Dataset »
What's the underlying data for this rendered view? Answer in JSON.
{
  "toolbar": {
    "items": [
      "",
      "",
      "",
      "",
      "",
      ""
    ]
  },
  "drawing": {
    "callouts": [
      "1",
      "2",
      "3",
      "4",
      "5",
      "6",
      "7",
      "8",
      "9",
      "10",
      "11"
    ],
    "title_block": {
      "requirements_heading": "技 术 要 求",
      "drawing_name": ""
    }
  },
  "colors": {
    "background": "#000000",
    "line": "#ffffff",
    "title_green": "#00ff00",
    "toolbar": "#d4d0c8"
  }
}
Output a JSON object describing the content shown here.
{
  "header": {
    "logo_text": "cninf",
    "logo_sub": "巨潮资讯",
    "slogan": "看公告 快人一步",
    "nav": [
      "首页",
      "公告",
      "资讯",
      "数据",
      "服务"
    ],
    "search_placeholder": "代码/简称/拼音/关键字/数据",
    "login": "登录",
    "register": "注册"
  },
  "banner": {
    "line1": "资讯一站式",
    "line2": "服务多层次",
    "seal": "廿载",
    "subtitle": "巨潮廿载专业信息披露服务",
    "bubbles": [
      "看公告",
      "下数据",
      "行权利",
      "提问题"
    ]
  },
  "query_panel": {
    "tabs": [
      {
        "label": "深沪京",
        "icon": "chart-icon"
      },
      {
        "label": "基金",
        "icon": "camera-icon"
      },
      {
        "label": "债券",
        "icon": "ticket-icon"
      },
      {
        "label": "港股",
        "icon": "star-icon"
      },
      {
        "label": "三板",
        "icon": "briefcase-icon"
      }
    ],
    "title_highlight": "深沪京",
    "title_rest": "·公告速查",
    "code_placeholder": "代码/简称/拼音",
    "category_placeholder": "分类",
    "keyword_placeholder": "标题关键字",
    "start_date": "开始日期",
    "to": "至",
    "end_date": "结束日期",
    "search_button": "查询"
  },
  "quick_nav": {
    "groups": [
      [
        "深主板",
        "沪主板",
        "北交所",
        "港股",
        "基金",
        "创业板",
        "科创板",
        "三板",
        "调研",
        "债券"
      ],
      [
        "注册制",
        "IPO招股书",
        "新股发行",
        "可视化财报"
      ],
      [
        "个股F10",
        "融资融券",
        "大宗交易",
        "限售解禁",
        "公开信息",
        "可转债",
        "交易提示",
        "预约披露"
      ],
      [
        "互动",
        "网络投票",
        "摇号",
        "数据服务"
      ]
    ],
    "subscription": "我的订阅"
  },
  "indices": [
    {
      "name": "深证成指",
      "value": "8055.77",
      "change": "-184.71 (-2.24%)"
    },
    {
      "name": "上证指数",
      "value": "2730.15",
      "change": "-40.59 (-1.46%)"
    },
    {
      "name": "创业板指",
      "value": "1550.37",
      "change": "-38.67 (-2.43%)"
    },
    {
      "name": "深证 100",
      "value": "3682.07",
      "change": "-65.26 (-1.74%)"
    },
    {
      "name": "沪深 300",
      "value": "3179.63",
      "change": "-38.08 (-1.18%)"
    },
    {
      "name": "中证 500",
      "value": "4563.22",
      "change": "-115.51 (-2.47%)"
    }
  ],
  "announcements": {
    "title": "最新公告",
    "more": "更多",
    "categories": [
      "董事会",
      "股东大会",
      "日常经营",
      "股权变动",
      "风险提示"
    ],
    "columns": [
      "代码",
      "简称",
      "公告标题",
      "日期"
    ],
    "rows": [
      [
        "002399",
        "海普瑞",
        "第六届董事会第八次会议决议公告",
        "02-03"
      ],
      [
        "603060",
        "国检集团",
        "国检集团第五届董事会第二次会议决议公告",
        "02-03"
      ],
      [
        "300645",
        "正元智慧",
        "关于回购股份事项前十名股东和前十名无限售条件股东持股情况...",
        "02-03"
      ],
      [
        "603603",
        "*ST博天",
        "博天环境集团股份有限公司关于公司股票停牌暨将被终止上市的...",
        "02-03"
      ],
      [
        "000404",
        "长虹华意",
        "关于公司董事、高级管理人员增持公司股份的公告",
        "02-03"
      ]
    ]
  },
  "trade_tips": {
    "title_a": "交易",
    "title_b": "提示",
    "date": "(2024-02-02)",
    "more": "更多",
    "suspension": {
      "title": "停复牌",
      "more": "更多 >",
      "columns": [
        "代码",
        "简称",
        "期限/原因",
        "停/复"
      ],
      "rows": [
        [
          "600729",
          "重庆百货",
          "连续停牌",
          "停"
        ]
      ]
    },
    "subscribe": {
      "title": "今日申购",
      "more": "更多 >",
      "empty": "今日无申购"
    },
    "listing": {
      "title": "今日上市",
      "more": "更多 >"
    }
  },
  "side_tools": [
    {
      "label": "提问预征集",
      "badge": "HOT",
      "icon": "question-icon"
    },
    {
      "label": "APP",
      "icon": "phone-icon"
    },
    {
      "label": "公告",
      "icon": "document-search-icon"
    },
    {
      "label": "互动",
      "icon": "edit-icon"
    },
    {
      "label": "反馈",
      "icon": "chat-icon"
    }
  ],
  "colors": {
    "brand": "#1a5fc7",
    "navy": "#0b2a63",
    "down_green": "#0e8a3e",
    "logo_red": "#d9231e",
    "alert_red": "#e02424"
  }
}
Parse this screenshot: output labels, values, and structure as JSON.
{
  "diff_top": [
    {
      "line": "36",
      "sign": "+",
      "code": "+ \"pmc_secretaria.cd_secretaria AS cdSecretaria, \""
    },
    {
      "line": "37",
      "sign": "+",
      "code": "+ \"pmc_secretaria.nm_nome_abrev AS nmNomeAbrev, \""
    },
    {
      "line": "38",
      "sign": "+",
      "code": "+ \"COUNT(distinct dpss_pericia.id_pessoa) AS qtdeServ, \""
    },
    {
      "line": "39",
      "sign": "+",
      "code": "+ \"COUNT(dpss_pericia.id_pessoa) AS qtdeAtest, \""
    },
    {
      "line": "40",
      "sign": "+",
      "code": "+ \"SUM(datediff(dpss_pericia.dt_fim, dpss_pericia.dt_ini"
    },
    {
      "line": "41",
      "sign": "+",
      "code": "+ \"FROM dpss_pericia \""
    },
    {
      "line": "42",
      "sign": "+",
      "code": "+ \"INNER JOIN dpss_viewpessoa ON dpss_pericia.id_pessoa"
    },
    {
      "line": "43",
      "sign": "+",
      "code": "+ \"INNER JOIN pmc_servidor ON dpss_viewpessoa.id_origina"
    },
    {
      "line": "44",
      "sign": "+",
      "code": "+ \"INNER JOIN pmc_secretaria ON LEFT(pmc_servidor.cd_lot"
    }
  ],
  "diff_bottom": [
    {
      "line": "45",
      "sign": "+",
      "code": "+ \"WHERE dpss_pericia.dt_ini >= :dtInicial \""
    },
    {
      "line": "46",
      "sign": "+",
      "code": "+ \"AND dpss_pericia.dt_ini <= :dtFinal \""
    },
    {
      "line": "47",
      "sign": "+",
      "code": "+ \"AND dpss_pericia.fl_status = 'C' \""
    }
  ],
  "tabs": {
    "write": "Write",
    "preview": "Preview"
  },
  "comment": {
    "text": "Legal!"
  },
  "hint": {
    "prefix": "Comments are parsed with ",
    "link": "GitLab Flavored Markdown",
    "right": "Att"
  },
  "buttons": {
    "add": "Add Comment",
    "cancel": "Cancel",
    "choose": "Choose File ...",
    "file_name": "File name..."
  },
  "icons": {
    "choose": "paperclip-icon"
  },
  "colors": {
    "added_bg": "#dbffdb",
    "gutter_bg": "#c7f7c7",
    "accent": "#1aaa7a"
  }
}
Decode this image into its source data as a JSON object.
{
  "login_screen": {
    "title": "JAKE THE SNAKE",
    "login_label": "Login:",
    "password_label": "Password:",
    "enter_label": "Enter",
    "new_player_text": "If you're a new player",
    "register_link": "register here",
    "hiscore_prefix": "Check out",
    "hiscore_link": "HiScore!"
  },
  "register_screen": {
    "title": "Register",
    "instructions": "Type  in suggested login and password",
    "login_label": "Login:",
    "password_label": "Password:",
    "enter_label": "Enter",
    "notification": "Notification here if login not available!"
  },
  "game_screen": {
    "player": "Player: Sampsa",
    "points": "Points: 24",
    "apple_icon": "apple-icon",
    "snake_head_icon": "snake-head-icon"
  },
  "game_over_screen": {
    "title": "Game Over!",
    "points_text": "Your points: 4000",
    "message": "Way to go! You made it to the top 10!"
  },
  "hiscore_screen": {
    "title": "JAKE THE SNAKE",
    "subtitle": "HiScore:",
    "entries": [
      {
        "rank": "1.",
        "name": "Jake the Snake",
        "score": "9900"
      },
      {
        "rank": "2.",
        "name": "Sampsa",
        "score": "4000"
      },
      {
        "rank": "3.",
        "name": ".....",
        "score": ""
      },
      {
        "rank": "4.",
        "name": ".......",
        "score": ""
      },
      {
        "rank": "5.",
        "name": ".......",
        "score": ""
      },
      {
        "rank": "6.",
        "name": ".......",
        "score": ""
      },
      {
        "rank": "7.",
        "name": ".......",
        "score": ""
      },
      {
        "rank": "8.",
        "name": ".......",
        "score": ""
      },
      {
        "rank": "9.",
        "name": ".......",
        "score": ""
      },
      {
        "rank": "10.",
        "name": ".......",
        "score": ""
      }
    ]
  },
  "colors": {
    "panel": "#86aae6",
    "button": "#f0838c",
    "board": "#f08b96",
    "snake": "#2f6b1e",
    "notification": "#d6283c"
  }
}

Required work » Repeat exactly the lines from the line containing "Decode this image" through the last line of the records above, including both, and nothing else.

Output for this exercise »
Decode this image into its source data as a JSON object.
{
  "login_screen": {
    "title": "JAKE THE SNAKE",
    "login_label": "Login:",
    "password_label": "Password:",
    "enter_label": "Enter",
    "new_player_text": "If you're a new player",
    "register_link": "register here",
    "hiscore_prefix": "Check out",
    "hiscore_link": "HiScore!"
  },
  "register_screen": {
    "title": "Register",
    "instructions": "Type  in suggested login and password",
    "login_label": "Login:",
    "password_label": "Password:",
    "enter_label": "Enter",
    "notification": "Notification here if login not available!"
  },
  "game_screen": {
    "player": "Player: Sampsa",
    "points": "Points: 24",
    "apple_icon": "apple-icon",
    "snake_head_icon": "snake-head-icon"
  },
  "game_over_screen": {
    "title": "Game Over!",
    "points_text": "Your points: 4000",
    "message": "Way to go! You made it to the top 10!"
  },
  "hiscore_screen": {
    "title": "JAKE THE SNAKE",
    "subtitle": "HiScore:",
    "entries": [
      {
        "rank": "1.",
        "name": "Jake the Snake",
        "score": "9900"
      },
      {
        "rank": "2.",
        "name": "Sampsa",
        "score": "4000"
      },
      {
        "rank": "3.",
        "name": ".....",
        "score": ""
      },
      {
        "rank": "4.",
        "name": ".......",
        "score": ""
      },
      {
        "rank": "5.",
        "name": ".......",
        "score": ""
      },
      {
        "rank": "6.",
        "name": ".......",
        "score": ""
      },
      {
        "rank": "7.",
        "name": ".......",
        "score": ""
      },
      {
        "rank": "8.",
        "name": ".......",
        "score": ""
      },
      {
        "rank": "9.",
        "name": ".......",
        "score": ""
      },
      {
        "rank": "10.",
        "name": ".......",
        "score": ""
      }
    ]
  },
  "colors": {
    "panel": "#86aae6",
    "button": "#f0838c",
    "board": "#f08b96",
    "snake": "#2f6b1e",
    "notification": "#d6283c"
  }
}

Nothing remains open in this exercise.